- Some extremist Knesset members have also made alarming comments in recent days, including far-right MKs Zvika Fogel and Almog Cohen, both from Otzma Yehudit, calling for opposition leaders to be arrested for “treason” and “incitement and desire for bloodshed on the streets”.
The Israeli centre and left, which now finds itself back in opposition, has led criticism of the government’s moves. Benny Gantz, leader of centrist National Unity, warned that the government’s judicial reform plan risked leading to “civil war” and encouraged the public to lawfully take to the streets: “it’s time to go out en masse and demonstrate”. Leader of the opposition and former prime minister Yair Lapid echoed Gantz: “this is extreme regime change”, he said, adding that the reforms would “eliminate democracy”. He characterised the political battles ahead as “a war over our home”, promising to keep up street protests.

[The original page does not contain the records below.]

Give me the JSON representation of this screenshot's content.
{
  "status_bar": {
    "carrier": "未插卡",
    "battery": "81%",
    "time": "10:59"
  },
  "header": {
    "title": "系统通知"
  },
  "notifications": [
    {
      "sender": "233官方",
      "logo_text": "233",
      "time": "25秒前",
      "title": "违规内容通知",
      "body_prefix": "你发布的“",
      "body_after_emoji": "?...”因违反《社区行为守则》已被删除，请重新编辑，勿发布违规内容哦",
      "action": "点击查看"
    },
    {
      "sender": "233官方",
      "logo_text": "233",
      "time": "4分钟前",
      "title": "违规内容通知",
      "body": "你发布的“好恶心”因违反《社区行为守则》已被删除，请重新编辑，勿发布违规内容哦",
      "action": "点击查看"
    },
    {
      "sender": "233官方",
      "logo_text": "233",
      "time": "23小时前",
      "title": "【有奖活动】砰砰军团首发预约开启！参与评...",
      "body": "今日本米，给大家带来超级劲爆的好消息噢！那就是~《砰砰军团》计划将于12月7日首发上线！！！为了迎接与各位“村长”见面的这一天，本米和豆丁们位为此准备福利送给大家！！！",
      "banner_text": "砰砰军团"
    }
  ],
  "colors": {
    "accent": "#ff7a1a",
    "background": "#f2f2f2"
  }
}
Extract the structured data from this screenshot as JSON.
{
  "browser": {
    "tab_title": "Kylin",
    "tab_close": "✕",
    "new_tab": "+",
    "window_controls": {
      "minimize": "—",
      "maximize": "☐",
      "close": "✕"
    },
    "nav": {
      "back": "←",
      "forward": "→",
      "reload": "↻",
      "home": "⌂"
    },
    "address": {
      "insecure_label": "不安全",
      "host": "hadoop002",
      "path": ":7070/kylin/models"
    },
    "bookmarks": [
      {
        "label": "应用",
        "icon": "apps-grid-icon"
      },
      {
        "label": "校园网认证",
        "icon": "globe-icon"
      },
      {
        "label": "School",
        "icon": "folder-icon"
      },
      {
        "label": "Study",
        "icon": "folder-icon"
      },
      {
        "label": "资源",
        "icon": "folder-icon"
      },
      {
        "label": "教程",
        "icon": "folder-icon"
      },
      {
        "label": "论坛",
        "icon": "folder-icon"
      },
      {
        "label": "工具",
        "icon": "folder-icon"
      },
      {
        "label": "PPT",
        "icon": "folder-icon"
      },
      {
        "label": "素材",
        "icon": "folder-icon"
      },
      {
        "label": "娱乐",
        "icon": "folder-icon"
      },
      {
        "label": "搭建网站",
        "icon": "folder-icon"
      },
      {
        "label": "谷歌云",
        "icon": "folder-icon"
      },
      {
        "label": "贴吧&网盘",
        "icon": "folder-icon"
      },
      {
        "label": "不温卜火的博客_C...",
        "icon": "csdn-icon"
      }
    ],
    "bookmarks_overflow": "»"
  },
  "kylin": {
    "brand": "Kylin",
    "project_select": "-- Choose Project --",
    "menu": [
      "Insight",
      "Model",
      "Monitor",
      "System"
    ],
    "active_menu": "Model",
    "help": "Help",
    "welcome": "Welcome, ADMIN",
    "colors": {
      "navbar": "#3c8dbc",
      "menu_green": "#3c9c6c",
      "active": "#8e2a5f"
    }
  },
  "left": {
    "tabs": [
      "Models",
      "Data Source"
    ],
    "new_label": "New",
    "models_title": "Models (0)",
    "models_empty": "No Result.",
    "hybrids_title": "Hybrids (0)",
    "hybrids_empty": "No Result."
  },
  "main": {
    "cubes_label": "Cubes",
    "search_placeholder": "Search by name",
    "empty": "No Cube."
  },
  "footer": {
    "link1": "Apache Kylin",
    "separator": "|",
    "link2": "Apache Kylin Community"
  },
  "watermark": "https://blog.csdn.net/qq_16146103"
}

The centre-left Labor party, led by Merav Michaeli, has likewise submitted a petition to Israel’s supreme court against Ben Gvir’s order against the Palestinian flag, warning against the police becoming “an armed force at the service of political parties, contrary to its intended role of fair and impartial law enforcement”.
Israel’s president Isaac Herzog, a former Labor leader, has used his position as Israel’s apolitical head of state to inject some calm to the febrile situation.
- Herzog urged politicians to “lower the temperature” over the government’s plans to reform the judicial system, offering to host a discussion about the controversial proposals, according to Israel’s public broadcaster.
- “I turn to you, elected officials from both ends of the political and public spectrum – show restraint and responsibility”, Herzog tweeted. “We don’t have another country”.
- The president also vowed to protect the values laid out in Israel’s declaration of independence, which he “our nation’s compass”.
- He appealed directly to “people’s sorrows, concerns and anxieties”, adding that these did “not go unnoticed” and that he was “not blind” and was “constantly occupied” by the “sensitive and volatile” situation the country faced.
- In a phone call with Herzog on Tuesday, Netanyahu attempted to distance himself from the most extreme comments by members of his coalition, saying: “in a democratic country, we do not arrest the heads of the opposition”.
Not coming quietly
The Israeli people have similarly reacted to the new government, with over 10,000 protestors taking to the streets in Tel Aviv on Saturday after the announcement of Levin’s judicial reforms. Protestors chanted “incitement begins in the halls of government” and “Netanyahu is dangerous, corrupt and racist”, as a number of opposition Knesset members joined the rally, including Merav Michaeli and Gilad Kariv from Labor, Aymen Odeh from the Arab-majority Hadash-Ta’al alliance, and former minister Tzipi Livni. “Together with thousands of amazing demonstrators we went out to protest and to yell with a clear voice: we wont allow the destruction of our country! We will continue to fight for our democracy”, Michaeli tweeted.
The region reacts
The new government’s inauspicious first weeks have been met with scepticism across the region, including among Israel’s allies in the Middle East and beyond.
- Saudi Arabia, with which Israel’s ties have been growing over the past decade, joined the chorus against “the provocative action”.
- Following some speculation to the contrary, US ambassador to Israel Tom Nides clarified on Tuesday that the Biden administration would not boycott interacting with Ben Gvir outright, but added that Washington would seek to work primarily with Netanyahu while the government lasts.
- This reflects a new approach from Washington by which Netanyahu will be held responsible for the policies of his far-right coalition partners, briefing from Biden administration officials has claimed.
What happens next
The first two weeks of Israel’s new government have been rocky, reflecting the sharp rightward lurch its composite parts represent. How long it will last, and how effective it will be able to be, remains to be seen. What is clear is that the Israeli centre and left will not let it push through its will without a fight.